● ACTIVITY
Give each record below again, without a single difference.

● SUPPLIED ENTRIES
>>>>

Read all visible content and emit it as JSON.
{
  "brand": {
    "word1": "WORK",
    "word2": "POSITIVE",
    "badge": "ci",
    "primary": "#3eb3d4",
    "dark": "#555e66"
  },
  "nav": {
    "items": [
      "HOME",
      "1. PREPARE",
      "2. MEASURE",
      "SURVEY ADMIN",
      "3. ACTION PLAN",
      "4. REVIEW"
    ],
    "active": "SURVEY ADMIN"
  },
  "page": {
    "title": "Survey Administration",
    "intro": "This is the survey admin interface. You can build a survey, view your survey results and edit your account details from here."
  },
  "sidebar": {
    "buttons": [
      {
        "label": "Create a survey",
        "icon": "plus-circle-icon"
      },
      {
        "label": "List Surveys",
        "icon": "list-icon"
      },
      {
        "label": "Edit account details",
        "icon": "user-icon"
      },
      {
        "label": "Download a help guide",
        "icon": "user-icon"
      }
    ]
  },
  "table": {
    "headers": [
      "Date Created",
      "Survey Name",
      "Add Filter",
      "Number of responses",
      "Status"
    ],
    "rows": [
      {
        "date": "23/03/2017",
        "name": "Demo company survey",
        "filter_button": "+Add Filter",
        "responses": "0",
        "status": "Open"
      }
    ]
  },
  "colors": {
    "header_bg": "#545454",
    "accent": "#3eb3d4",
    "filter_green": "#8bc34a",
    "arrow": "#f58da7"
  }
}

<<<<

● REPLY
Read all visible content and emit it as JSON.
{
  "brand": {
    "word1": "WORK",
    "word2": "POSITIVE",
    "badge": "ci",
    "primary": "#3eb3d4",
    "dark": "#555e66"
  },
  "nav": {
    "items": [
      "HOME",
      "1. PREPARE",
      "2. MEASURE",
      "SURVEY ADMIN",
      "3. ACTION PLAN",
      "4. REVIEW"
    ],
    "active": "SURVEY ADMIN"
  },
  "page": {
    "title": "Survey Administration",
    "intro": "This is the survey admin interface. You can build a survey, view your survey results and edit your account details from here."
  },
  "sidebar": {
    "buttons": [
      {
        "label": "Create a survey",
        "icon": "plus-circle-icon"
      },
      {
        "label": "List Surveys",
        "icon": "list-icon"
      },
      {
        "label": "Edit account details",
        "icon": "user-icon"
      },
      {
        "label": "Download a help guide",
        "icon": "user-icon"
      }
    ]
  },
  "table": {
    "headers": [
      "Date Created",
      "Survey Name",
      "Add Filter",
      "Number of responses",
      "Status"
    ],
    "rows": [
      {
        "date": "23/03/2017",
        "name": "Demo company survey",
        "filter_button": "+Add Filter",
        "responses": "0",
        "status": "Open"
      }
    ]
  },
  "colors": {
    "header_bg": "#545454",
    "accent": "#3eb3d4",
    "filter_green": "#8bc34a",
    "arrow": "#f58da7"
  }
}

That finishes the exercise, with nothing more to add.